Benning declared: “Men of Georgia, it is our business to save ourselves… And if nothing else will save us but going out of the Union, we must go out of the Union, however much we deplore it.” Having heard enough speeches, the legislators approved a request from Governor Joseph E. Brown to raise $1 million to defend the state in 1861. They also mandated that a special election take place on January 2 for delegates to a secession convention, slated to start two weeks later.
In Atlanta, secession flags replaced U.S. flags over many prominent buildings. There a free black man named Joseph H. Ribero was convicted of trying to incite a slave uprising. He had been heard telling slaves that they would be freed if Lincoln became president. Ribero was tried and convicted by a jury of 12 slave owners, he was whipped and his head shaved, and he was deported to the North along with his wife and two children.
Governor Brown asked Georgians to observe November 28 as a day of fasting, humiliation, and prayer. Brown spent the day “invoking the people of the State to meet at their respective places of worship, and unite in humble prayer to Almighty God for wisdom and strength to meet the crisis through which we are called to pass.” An Atlanta resident noted that “most of the stores were closed and as the weather was wet and unpleasant very little business would have been done anyhow.
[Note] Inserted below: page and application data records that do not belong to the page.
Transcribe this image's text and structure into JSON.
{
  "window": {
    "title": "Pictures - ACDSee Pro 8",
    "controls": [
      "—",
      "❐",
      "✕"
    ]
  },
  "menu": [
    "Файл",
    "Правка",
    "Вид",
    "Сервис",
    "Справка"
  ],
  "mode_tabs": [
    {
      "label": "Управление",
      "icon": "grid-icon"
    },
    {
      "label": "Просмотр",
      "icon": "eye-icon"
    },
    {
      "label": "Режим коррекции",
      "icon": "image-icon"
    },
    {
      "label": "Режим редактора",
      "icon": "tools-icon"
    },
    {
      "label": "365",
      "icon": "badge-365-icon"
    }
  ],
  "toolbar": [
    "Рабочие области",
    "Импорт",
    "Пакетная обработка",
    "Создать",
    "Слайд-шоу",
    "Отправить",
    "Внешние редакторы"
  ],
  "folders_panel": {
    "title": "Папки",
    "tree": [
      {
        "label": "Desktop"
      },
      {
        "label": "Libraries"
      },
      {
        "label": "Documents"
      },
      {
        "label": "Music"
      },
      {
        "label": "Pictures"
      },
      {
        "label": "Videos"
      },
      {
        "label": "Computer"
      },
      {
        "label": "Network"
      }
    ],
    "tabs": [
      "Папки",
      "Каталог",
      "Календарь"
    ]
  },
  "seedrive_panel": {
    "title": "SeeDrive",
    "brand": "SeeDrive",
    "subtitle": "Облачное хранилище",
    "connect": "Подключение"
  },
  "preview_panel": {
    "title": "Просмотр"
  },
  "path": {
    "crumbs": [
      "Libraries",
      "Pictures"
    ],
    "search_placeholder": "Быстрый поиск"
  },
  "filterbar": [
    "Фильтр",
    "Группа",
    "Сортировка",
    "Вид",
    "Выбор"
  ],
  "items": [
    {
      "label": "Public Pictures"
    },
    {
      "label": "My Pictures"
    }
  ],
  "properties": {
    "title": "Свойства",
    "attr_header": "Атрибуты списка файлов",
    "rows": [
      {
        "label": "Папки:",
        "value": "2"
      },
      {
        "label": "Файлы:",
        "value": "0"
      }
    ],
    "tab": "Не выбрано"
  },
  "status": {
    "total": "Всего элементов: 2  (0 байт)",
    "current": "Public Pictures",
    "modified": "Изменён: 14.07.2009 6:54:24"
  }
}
We had a prayer meeting at our church between nine and eleven o’clock and prayers were offered for our country and the Union, but (choir director) Dick Branham made a secession prayer.”
By this time, the secession wave had moved south into sparsely populated Florida. There U.S. Navy Lieutenant T.A. Craven reported to Washington that the “deplorable condition of affairs in the Southern States” had compelled him to send landing parties to secure Fort Taylor at Key West and Fort Jefferson on Dry Tortugas. According to Craven, Federal forces were needed to protect these installations from “bands of lawless men.”
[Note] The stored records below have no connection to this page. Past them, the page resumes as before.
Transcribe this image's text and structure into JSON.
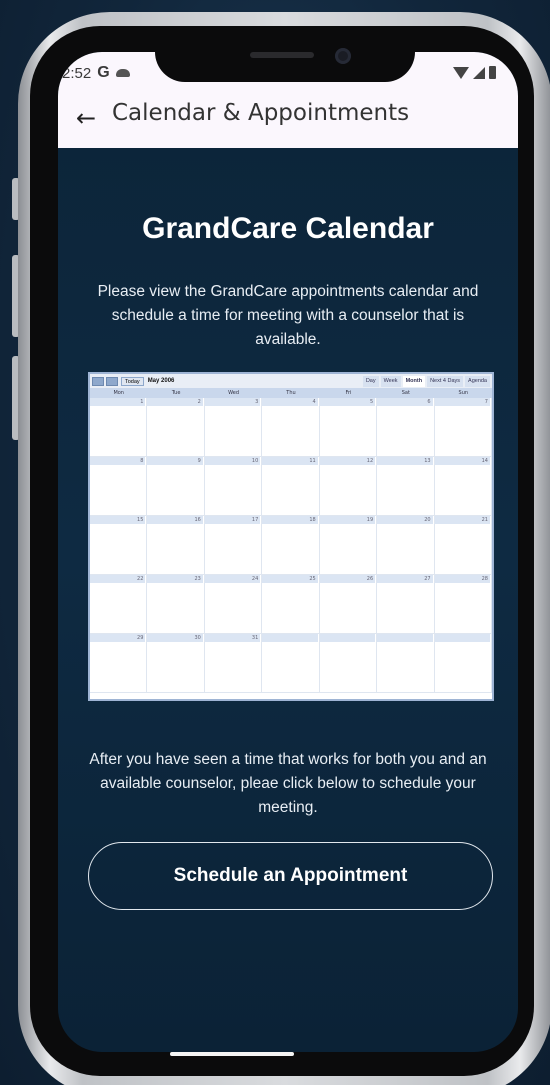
{
  "status_bar": {
    "time": "2:52",
    "google_letter": "G",
    "icons": [
      "cloud-icon",
      "wifi-icon",
      "signal-icon",
      "battery-icon"
    ]
  },
  "app_bar": {
    "back_icon": "←",
    "title": "Calendar & Appointments"
  },
  "main": {
    "heading": "GrandCare Calendar",
    "intro": "Please view the GrandCare appointments calendar and schedule a time for meeting with a counselor that is available.",
    "after_text": "After you have seen a time that works for both you and an available counselor, pleae click below to schedule your meeting.",
    "schedule_button": "Schedule an Appointment"
  },
  "calendar_image": {
    "today_label": "Today",
    "month_label": "May 2006",
    "views": [
      "Day",
      "Week",
      "Month",
      "Next 4 Days",
      "Agenda"
    ],
    "active_view": "Month",
    "weekdays": [
      "Mon",
      "Tue",
      "Wed",
      "Thu",
      "Fri",
      "Sat",
      "Sun"
    ],
    "days": [
      "1",
      "2",
      "3",
      "4",
      "5",
      "6",
      "7",
      "8",
      "9",
      "10",
      "11",
      "12",
      "13",
      "14",
      "15",
      "16",
      "17",
      "18",
      "19",
      "20",
      "21",
      "22",
      "23",
      "24",
      "25",
      "26",
      "27",
      "28",
      "29",
      "30",
      "31",
      "",
      "",
      "",
      ""
    ]
  },
  "colors": {
    "screen_bg": "#0e2a42",
    "appbar_bg": "#fbf7fd",
    "button_border": "#e2e8ee"
  }
}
To the west, a special session of the Mississippi legislature approved an election to be held on December 29 for delegates to a secession convention to start on January 7. In Louisiana, Governor Thomas O. Moore called for the legislature to gather on December 10. At the First Presbyterian Church on Lafayette Square in New Orleans, Benjamin M. Palmer delivered a sermon arguing that not only had slavery been sanctioned by the Bible, but it was essential to the economic and social structure of the South as well. He declared southerners were being forced out of “our once happy and united confederacy” because “the abolition spirit is undeniably atheistic.” Consequently, “Nothing is now left us but secession.” Up to 30,000 printed versions of this sermon were quickly circulated, and New Orleans, which had once been a Unionist trading center, soon became a hotbed of secession.
Texas Governor Sam Houston went against the popular southern stance by opposing secession. Refusing to call the legislature into special session so it could consider leaving the Union, he urged a popular vote on the question instead. Prominent Texans led by Attorney General George M. Flournoy, Texas Supreme Court Chief Justice Oran M. Roberts, and Texas Ranger John “R.I.P.” Ford bypassed Houston (and possibly the law) to issue their own call for a state convention to start on January 28.
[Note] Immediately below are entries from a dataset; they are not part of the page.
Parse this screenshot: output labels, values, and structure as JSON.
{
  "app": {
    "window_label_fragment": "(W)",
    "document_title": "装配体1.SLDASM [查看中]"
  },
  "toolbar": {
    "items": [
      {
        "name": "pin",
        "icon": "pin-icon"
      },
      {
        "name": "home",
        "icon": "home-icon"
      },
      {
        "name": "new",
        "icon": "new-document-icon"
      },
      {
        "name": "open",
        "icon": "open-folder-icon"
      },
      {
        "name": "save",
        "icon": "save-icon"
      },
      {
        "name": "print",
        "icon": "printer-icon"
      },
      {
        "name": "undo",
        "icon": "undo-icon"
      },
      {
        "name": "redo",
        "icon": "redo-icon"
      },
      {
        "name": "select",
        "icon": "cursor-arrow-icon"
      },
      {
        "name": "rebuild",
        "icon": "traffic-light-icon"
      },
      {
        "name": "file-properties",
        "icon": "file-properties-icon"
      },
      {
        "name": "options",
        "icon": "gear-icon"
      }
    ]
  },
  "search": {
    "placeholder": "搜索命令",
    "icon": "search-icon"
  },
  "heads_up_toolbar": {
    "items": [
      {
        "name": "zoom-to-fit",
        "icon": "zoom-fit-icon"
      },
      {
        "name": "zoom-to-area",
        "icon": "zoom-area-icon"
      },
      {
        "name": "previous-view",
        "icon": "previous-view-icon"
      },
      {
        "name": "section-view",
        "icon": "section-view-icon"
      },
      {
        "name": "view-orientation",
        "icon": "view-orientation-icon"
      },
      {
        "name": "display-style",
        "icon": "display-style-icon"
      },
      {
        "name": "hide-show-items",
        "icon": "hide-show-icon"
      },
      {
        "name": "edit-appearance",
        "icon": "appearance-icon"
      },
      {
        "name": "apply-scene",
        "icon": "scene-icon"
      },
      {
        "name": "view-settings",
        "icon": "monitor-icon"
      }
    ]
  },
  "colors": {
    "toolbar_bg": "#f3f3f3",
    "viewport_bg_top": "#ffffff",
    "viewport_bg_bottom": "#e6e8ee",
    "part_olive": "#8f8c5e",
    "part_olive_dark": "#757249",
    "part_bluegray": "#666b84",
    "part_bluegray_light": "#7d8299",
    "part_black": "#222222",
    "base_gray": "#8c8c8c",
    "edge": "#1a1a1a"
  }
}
Secession was taking hold in the upper South as well. In North Carolina, citizens assembled at a meeting in Wilmington and unanimously supported secession. A secessionist meeting also took place in Norfolk, Virginia, where a “corps” of minutemen was formed and participants gave “three cheers for the man that hung John Brown.”
In Maryland, the “Southern Volunteers” raised a pro-South Carolina secession flag over the Liberty Fire Company at the corner of Fayette and Liberty streets in Baltimore. However, the sentiment was not unanimous, as several onlookers “groaned and hissed” at the sight of the banner. Provost Marshal Henry Naill reported, “The Palmetto flag was run up at the Liberty Engine House… but the Citizens would not stand so extreme a move, and the friends of the ‘Lone Star’ determined to haul in the secession emblem. Baltimore is Union to the core.”
- Cutrer, Thomas W., Theater of a Separate War: The Civil War West of the Mississippi River. The University of North Carolina Press, (Kindle Edition), 2017.
- Holzer, Harold, Lincoln President-Elect: Abraham Lincoln and the Great Secession Winter of 1860-1861. New York: Simon & Schuster Paperbacks, Reprint Edition, 2008.
- Long, E.B. with Long, Barbara, The Civil War Day by Day. New York: Da Capo Press, Inc., 1971.
- Rable, George C., God’s Almost Chosen Peoples. Littlefield History of the Civil War Era, Chapel Hill: The University of North Carolina Press, (Kindle Edition), 2010.
- Thomas, Emory M., The Confederate Nation. HarperCollins e-books, Kindle Edition, 1976.